BUDAPEST, March 19 Hungary's ruling Fidesz party
aims to resolve the problem of remaining foreign currency loans
if it wins a parliamentary election, as widely expected, on
April 6, a senior Fidesz lawmaker said on Wednesday.
Foreign-currency mortgages were popular in Hungary before
the 2008 global financial crisis. Since then, the forint has
weakened and loan payments have soared, leading to widespread
Gergely Gulyas said Fidesz would wait for Hungary's top
court, the Kuria, to decide on some aspects of the loans, which
could happen in May. Depending on this ruling, if necessary, the
new parliament could pass legislation soon afterwards, he said.
"We would like all borrowers to be able to repay (loans) at

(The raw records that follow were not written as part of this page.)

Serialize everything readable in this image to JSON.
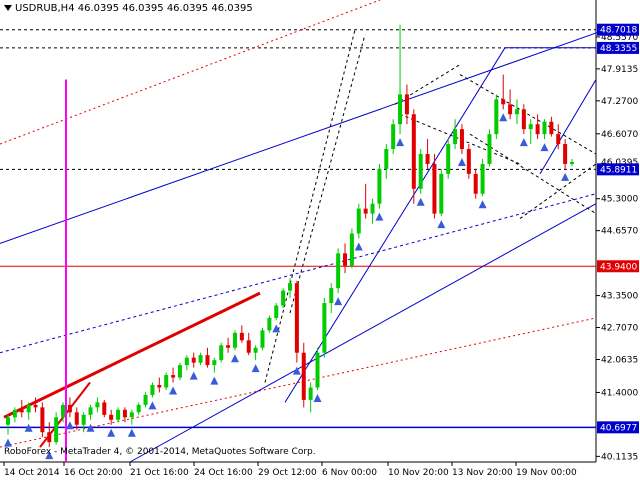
{
  "header": {
    "symbol": "USDRUB,H4",
    "values": "46.0395 46.0395 46.0395 46.0395"
  },
  "copyright": "RoboForex - MetaTrader 4, © 2001-2014, MetaQuotes Software Corp.",
  "colors": {
    "bull": "#00cc00",
    "bear": "#e00000",
    "trend_blue": "#0000cc",
    "level_red": "#e00000",
    "marker_magenta": "#ff00ff",
    "arrow_blue": "#3a5bd9"
  },
  "chart_data": {
    "type": "candlestick",
    "ylim": [
      40.1135,
      49.0
    ],
    "y_ticks": [
      "48.5570",
      "47.9135",
      "47.2700",
      "46.6070",
      "45.3000",
      "44.6570",
      "43.3500",
      "42.7070",
      "42.0635",
      "41.4000",
      "40.1135"
    ],
    "x_ticks": [
      "14 Oct 2014",
      "16 Oct 20:00",
      "21 Oct 16:00",
      "24 Oct 16:00",
      "29 Oct 12:00",
      "6 Nov 00:00",
      "10 Nov 20:00",
      "13 Nov 20:00",
      "19 Nov 00:00"
    ],
    "price_labels": [
      {
        "label": "48.7018",
        "value": 48.7018,
        "color": "#0000cc"
      },
      {
        "label": "48.3355",
        "value": 48.3355,
        "color": "#0000cc"
      },
      {
        "label": "46.0395",
        "value": 46.0395,
        "color": "#000000"
      },
      {
        "label": "45.8911",
        "value": 45.8911,
        "color": "#0000cc"
      },
      {
        "label": "43.9400",
        "value": 43.94,
        "color": "#e00000"
      },
      {
        "label": "40.6977",
        "value": 40.6977,
        "color": "#0000cc"
      }
    ],
    "candles": [
      [
        40.75,
        40.95,
        40.55,
        40.9
      ],
      [
        40.9,
        41.1,
        40.8,
        41.05
      ],
      [
        41.05,
        41.25,
        40.9,
        41.0
      ],
      [
        41.0,
        41.2,
        40.85,
        41.15
      ],
      [
        41.15,
        41.3,
        41.0,
        41.1
      ],
      [
        41.1,
        41.2,
        40.5,
        40.6
      ],
      [
        40.6,
        40.8,
        40.3,
        40.4
      ],
      [
        40.4,
        41.0,
        40.35,
        40.9
      ],
      [
        40.9,
        41.2,
        40.8,
        41.15
      ],
      [
        41.15,
        41.3,
        40.9,
        41.0
      ],
      [
        41.0,
        41.1,
        40.65,
        40.75
      ],
      [
        40.75,
        41.0,
        40.6,
        40.95
      ],
      [
        40.95,
        41.15,
        40.85,
        41.1
      ],
      [
        41.1,
        41.3,
        41.0,
        41.2
      ],
      [
        41.2,
        41.25,
        40.9,
        40.95
      ],
      [
        40.95,
        41.05,
        40.75,
        40.85
      ],
      [
        40.85,
        41.1,
        40.8,
        41.05
      ],
      [
        41.05,
        41.1,
        40.8,
        40.9
      ],
      [
        40.9,
        41.05,
        40.75,
        41.0
      ],
      [
        41.0,
        41.2,
        40.95,
        41.15
      ],
      [
        41.15,
        41.4,
        41.1,
        41.35
      ],
      [
        41.35,
        41.6,
        41.3,
        41.55
      ],
      [
        41.55,
        41.7,
        41.4,
        41.5
      ],
      [
        41.5,
        41.8,
        41.45,
        41.75
      ],
      [
        41.75,
        41.9,
        41.6,
        41.7
      ],
      [
        41.7,
        42.0,
        41.65,
        41.95
      ],
      [
        41.95,
        42.15,
        41.85,
        42.1
      ],
      [
        42.1,
        42.2,
        41.9,
        42.0
      ],
      [
        42.0,
        42.2,
        41.95,
        42.15
      ],
      [
        42.15,
        42.3,
        41.9,
        41.95
      ],
      [
        41.95,
        42.1,
        41.8,
        42.05
      ],
      [
        42.05,
        42.4,
        42.0,
        42.35
      ],
      [
        42.35,
        42.5,
        42.2,
        42.3
      ],
      [
        42.3,
        42.65,
        42.25,
        42.6
      ],
      [
        42.6,
        42.75,
        42.4,
        42.45
      ],
      [
        42.45,
        42.6,
        42.15,
        42.2
      ],
      [
        42.2,
        42.35,
        42.05,
        42.3
      ],
      [
        42.3,
        42.7,
        42.25,
        42.65
      ],
      [
        42.65,
        42.95,
        42.6,
        42.9
      ],
      [
        42.9,
        43.2,
        42.85,
        43.15
      ],
      [
        43.15,
        43.5,
        43.1,
        43.45
      ],
      [
        43.45,
        43.7,
        43.3,
        43.6
      ],
      [
        43.6,
        43.65,
        42.0,
        42.2
      ],
      [
        42.2,
        42.4,
        41.1,
        41.25
      ],
      [
        41.25,
        41.6,
        41.0,
        41.5
      ],
      [
        41.5,
        42.3,
        41.45,
        42.2
      ],
      [
        42.2,
        43.3,
        42.1,
        43.2
      ],
      [
        43.2,
        43.6,
        43.0,
        43.5
      ],
      [
        43.5,
        44.3,
        43.4,
        44.2
      ],
      [
        44.2,
        44.4,
        43.8,
        43.95
      ],
      [
        43.95,
        44.7,
        43.9,
        44.6
      ],
      [
        44.6,
        45.2,
        44.5,
        45.1
      ],
      [
        45.1,
        45.6,
        44.9,
        45.0
      ],
      [
        45.0,
        45.3,
        44.8,
        45.2
      ],
      [
        45.2,
        46.0,
        45.1,
        45.9
      ],
      [
        45.9,
        46.4,
        45.7,
        46.3
      ],
      [
        46.3,
        46.9,
        46.2,
        46.8
      ],
      [
        46.8,
        48.8,
        46.6,
        47.4
      ],
      [
        47.4,
        47.6,
        46.8,
        47.0
      ],
      [
        47.0,
        47.1,
        45.2,
        45.5
      ],
      [
        45.5,
        46.3,
        45.4,
        46.2
      ],
      [
        46.2,
        46.5,
        45.9,
        46.0
      ],
      [
        46.0,
        46.2,
        44.9,
        45.0
      ],
      [
        45.0,
        45.9,
        44.95,
        45.8
      ],
      [
        45.8,
        46.5,
        45.7,
        46.4
      ],
      [
        46.4,
        46.9,
        46.3,
        46.7
      ],
      [
        46.7,
        46.8,
        46.2,
        46.3
      ],
      [
        46.3,
        46.4,
        45.7,
        45.8
      ],
      [
        45.8,
        45.9,
        45.3,
        45.4
      ],
      [
        45.4,
        46.1,
        45.35,
        46.0
      ],
      [
        46.0,
        46.7,
        45.95,
        46.6
      ],
      [
        46.6,
        47.4,
        46.5,
        47.3
      ],
      [
        47.3,
        47.8,
        47.1,
        47.2
      ],
      [
        47.2,
        47.5,
        46.9,
        47.0
      ],
      [
        47.0,
        47.3,
        46.8,
        47.1
      ],
      [
        47.1,
        47.2,
        46.6,
        46.7
      ],
      [
        46.7,
        46.9,
        46.4,
        46.8
      ],
      [
        46.8,
        47.0,
        46.5,
        46.6
      ],
      [
        46.6,
        46.9,
        46.5,
        46.85
      ],
      [
        46.85,
        46.95,
        46.55,
        46.6
      ],
      [
        46.6,
        46.8,
        46.3,
        46.4
      ],
      [
        46.4,
        46.5,
        45.9,
        46.0
      ],
      [
        46.0,
        46.1,
        45.95,
        46.04
      ]
    ],
    "time_range": [
      0,
      100
    ]
  }
}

a fixed exchange rate," Gulyas, deputy head of the Fidesz
parliamentary group, told private television TV2. He declined to
say what this exchange rate would be.
But Gulyas reiterated that those who borrowed in forints
should not be in a worse situation after the new measure than
Swiss franc mortgage holders.
Prime Minister Viktor Orban's centre-right government says
foreign currency-denominated loans exploit ordinary Hungarians.
It wants to implement a relief scheme, for which banks will
probably have to foot part of the bill, but says it will wait
for legal issues to be ironed out before taking any new steps.
Gulyas said the aim was to negotiate with the banks but
there would be a solution even if they cannot reach agreement.
"What we can promise now is that there will be a solution
for the remaining 400,000-500,000 loan contracts as well by the
end of the next term (of the government)," he said.
Gulyas welcomed a decision by Hungary's Constitutional Court
on Monday, which ruled that loan contracts may be modified
retroactively by law in exceptional cases.
Banks that could be affected by a new relief scheme for
foreign currency borrowers include units of Belgium's KBC
, Austria's Raiffeisen Bank, Erste Bank
and Italy's Unicredit. Banks have already
lost more than a billion euros in a 2011 relief scheme.
(Reporting by Krisztina Than; Editing by Gareth Jones)